*** Opening of Supplied records ***
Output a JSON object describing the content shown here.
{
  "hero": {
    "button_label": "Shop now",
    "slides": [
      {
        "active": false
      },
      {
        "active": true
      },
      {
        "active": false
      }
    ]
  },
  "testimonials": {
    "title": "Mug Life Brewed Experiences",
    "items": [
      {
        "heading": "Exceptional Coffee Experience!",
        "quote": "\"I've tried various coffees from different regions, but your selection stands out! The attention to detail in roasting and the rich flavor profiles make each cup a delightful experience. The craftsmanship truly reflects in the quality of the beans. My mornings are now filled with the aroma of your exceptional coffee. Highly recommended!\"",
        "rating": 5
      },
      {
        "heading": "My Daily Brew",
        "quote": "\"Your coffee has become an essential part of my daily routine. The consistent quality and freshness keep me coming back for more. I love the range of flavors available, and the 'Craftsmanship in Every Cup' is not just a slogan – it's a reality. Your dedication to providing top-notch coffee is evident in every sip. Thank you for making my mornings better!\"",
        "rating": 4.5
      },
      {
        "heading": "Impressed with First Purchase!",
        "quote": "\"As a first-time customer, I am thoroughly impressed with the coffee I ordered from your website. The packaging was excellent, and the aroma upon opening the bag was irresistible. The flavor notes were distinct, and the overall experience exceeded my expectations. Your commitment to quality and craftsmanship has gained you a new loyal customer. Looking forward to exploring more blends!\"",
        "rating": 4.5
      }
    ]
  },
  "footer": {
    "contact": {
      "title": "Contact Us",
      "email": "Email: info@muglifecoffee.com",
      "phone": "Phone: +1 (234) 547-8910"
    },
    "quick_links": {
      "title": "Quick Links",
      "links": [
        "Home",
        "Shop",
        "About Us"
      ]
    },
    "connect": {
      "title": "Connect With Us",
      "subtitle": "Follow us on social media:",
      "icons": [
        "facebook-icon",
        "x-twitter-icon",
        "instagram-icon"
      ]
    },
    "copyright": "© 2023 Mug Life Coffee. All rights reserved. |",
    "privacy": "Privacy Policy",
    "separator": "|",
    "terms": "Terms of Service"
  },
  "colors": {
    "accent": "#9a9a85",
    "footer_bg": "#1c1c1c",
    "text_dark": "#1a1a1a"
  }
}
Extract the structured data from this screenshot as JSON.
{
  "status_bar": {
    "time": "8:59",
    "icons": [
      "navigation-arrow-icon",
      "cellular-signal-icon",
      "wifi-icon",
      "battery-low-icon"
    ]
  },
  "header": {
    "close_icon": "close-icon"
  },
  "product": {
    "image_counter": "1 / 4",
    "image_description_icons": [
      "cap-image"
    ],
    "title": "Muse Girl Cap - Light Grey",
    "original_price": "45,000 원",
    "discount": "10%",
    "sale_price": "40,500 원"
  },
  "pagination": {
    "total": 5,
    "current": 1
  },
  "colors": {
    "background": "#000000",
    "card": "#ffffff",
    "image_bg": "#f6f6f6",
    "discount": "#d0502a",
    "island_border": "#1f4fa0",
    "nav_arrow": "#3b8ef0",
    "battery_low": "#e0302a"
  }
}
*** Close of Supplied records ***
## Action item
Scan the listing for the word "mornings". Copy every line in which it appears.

## Answer for the task
        "quote": "\"I've tried various coffees from different regions, but your selection stands out! The attention to detail in roasting and the rich flavor profiles make each cup a delightful experience. The craftsmanship truly reflects in the quality of the beans. My mornings are now filled with the aroma of your exceptional coffee. Highly recommended!\"",
        "quote": "\"Your coffee has become an essential part of my daily routine. The consistent quality and freshness keep me coming back for more. I love the range of flavors available, and the 'Craftsmanship in Every Cup' is not just a slogan – it's a reality. Your dedication to providing top-notch coffee is evident in every sip. Thank you for making my mornings better!\"",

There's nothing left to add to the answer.